(Data excerpts)
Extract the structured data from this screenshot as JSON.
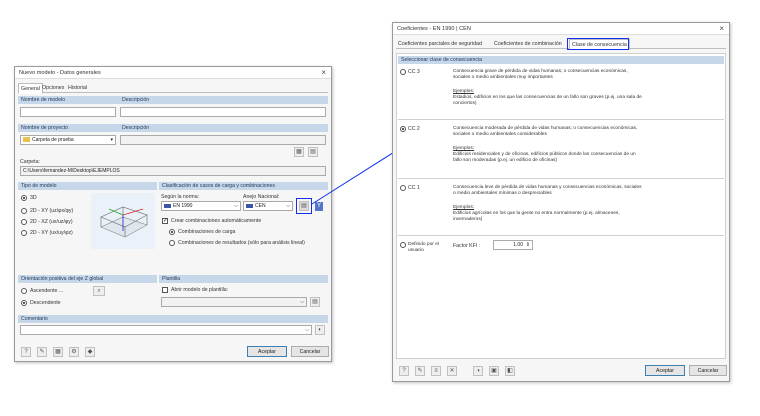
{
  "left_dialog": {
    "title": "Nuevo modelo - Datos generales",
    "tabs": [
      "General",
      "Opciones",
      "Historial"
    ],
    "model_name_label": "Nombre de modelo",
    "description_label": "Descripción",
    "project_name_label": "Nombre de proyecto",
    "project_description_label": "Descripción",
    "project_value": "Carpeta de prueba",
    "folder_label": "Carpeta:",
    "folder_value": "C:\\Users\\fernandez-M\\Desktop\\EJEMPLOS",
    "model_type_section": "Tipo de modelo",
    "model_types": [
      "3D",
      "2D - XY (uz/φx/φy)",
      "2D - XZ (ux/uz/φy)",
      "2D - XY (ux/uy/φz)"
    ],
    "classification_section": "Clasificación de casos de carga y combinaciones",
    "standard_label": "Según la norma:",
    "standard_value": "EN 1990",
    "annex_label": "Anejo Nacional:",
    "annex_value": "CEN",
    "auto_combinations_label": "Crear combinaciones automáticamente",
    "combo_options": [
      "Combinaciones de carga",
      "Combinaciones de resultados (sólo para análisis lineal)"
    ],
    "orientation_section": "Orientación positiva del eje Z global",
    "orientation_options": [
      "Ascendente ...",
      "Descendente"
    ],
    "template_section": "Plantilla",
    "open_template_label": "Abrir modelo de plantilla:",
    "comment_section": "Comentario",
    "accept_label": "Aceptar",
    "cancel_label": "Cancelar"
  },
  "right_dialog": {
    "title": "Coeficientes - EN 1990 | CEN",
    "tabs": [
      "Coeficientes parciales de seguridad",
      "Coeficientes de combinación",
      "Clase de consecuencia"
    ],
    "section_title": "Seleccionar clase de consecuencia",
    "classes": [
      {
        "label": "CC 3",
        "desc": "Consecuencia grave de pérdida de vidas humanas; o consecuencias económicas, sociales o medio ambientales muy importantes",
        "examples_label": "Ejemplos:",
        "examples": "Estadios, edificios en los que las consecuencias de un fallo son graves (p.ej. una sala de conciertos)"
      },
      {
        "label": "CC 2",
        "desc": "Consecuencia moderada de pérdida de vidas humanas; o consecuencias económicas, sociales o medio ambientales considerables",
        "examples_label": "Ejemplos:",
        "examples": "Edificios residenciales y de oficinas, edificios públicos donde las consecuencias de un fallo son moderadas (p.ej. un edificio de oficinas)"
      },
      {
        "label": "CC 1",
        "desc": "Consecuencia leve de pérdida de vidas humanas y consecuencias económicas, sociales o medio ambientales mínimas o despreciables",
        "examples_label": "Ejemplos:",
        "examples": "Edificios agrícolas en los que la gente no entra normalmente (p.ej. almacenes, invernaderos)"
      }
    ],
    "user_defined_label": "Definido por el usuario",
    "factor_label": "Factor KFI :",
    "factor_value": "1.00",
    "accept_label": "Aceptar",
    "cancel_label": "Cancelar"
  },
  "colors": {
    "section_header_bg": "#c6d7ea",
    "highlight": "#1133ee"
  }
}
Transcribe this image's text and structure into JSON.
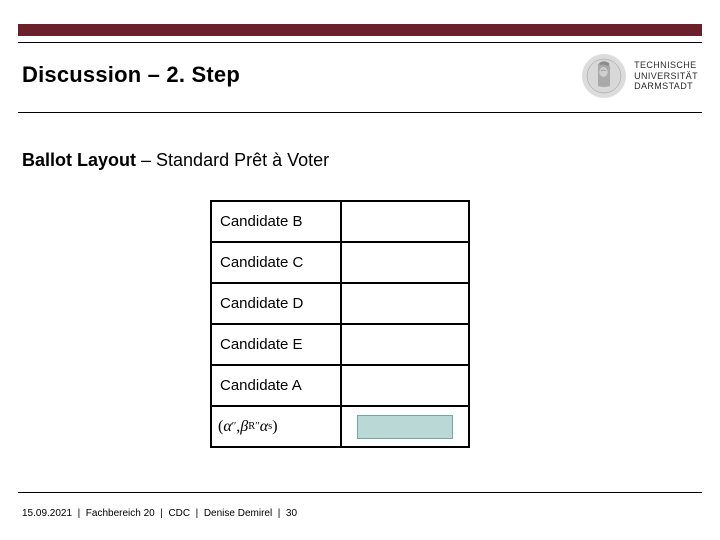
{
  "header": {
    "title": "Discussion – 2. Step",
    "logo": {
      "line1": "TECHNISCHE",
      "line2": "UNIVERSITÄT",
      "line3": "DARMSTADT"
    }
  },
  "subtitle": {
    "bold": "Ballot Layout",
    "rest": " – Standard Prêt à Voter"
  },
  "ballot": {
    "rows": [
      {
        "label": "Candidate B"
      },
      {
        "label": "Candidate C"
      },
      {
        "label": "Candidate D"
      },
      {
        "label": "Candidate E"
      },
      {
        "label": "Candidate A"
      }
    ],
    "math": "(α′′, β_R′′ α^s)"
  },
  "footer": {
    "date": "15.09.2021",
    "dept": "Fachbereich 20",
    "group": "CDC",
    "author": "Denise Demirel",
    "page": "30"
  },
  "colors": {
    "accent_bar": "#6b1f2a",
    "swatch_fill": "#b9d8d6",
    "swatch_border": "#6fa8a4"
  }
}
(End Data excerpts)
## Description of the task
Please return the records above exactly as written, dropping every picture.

## Worked solution
Extract the structured data from this screenshot as JSON.
{
  "left_dialog": {
    "title": "Nuevo modelo - Datos generales",
    "tabs": [
      "General",
      "Opciones",
      "Historial"
    ],
    "model_name_label": "Nombre de modelo",
    "description_label": "Descripción",
    "project_name_label": "Nombre de proyecto",
    "project_description_label": "Descripción",
    "project_value": "Carpeta de prueba",
    "folder_label": "Carpeta:",
    "folder_value": "C:\\Users\\fernandez-M\\Desktop\\EJEMPLOS",
    "model_type_section": "Tipo de modelo",
    "model_types": [
      "3D",
      "2D - XY (uz/φx/φy)",
      "2D - XZ (ux/uz/φy)",
      "2D - XY (ux/uy/φz)"
    ],
    "classification_section": "Clasificación de casos de carga y combinaciones",
    "standard_label": "Según la norma:",
    "standard_value": "EN 1990",
    "annex_label": "Anejo Nacional:",
    "annex_value": "CEN",
    "auto_combinations_label": "Crear combinaciones automáticamente",
    "combo_options": [
      "Combinaciones de carga",
      "Combinaciones de resultados (sólo para análisis lineal)"
    ],
    "orientation_section": "Orientación positiva del eje Z global",
    "orientation_options": [
      "Ascendente ...",
      "Descendente"
    ],
    "template_section": "Plantilla",
    "open_template_label": "Abrir modelo de plantilla:",
    "comment_section": "Comentario",
    "accept_label": "Aceptar",
    "cancel_label": "Cancelar"
  },
  "right_dialog": {
    "title": "Coeficientes - EN 1990 | CEN",
    "tabs": [
      "Coeficientes parciales de seguridad",
      "Coeficientes de combinación",
      "Clase de consecuencia"
    ],
    "section_title": "Seleccionar clase de consecuencia",
    "classes": [
      {
        "label": "CC 3",
        "desc": "Consecuencia grave de pérdida de vidas humanas; o consecuencias económicas, sociales o medio ambientales muy importantes",
        "examples_label": "Ejemplos:",
        "examples": "Estadios, edificios en los que las consecuencias de un fallo son graves (p.ej. una sala de conciertos)"
      },
      {
        "label": "CC 2",
        "desc": "Consecuencia moderada de pérdida de vidas humanas; o consecuencias económicas, sociales o medio ambientales considerables",
        "examples_label": "Ejemplos:",
        "examples": "Edificios residenciales y de oficinas, edificios públicos donde las consecuencias de un fallo son moderadas (p.ej. un edificio de oficinas)"
      },
      {
        "label": "CC 1",
        "desc": "Consecuencia leve de pérdida de vidas humanas y consecuencias económicas, sociales o medio ambientales mínimas o despreciables",
        "examples_label": "Ejemplos:",
        "examples": "Edificios agrícolas en los que la gente no entra normalmente (p.ej. almacenes, invernaderos)"
      }
    ],
    "user_defined_label": "Definido por el usuario",
    "factor_label": "Factor KFI :",
    "factor_value": "1.00",
    "accept_label": "Aceptar",
    "cancel_label": "Cancelar"
  },
  "colors": {
    "section_header_bg": "#c6d7ea",
    "highlight": "#1133ee"
  }
}
Transcribe this image's text and structure into JSON.
{
  "header": {
    "title": "Discussion – 2. Step",
    "logo": {
      "line1": "TECHNISCHE",
      "line2": "UNIVERSITÄT",
      "line3": "DARMSTADT"
    }
  },
  "subtitle": {
    "bold": "Ballot Layout",
    "rest": " – Standard Prêt à Voter"
  },
  "ballot": {
    "rows": [
      {
        "label": "Candidate B"
      },
      {
        "label": "Candidate C"
      },
      {
        "label": "Candidate D"
      },
      {
        "label": "Candidate E"
      },
      {
        "label": "Candidate A"
      }
    ],
    "math": "(α′′, β_R′′ α^s)"
  },
  "footer": {
    "date": "15.09.2021",
    "dept": "Fachbereich 20",
    "group": "CDC",
    "author": "Denise Demirel",
    "page": "30"
  },
  "colors": {
    "accent_bar": "#6b1f2a",
    "swatch_fill": "#b9d8d6",
    "swatch_border": "#6fa8a4"
  }
}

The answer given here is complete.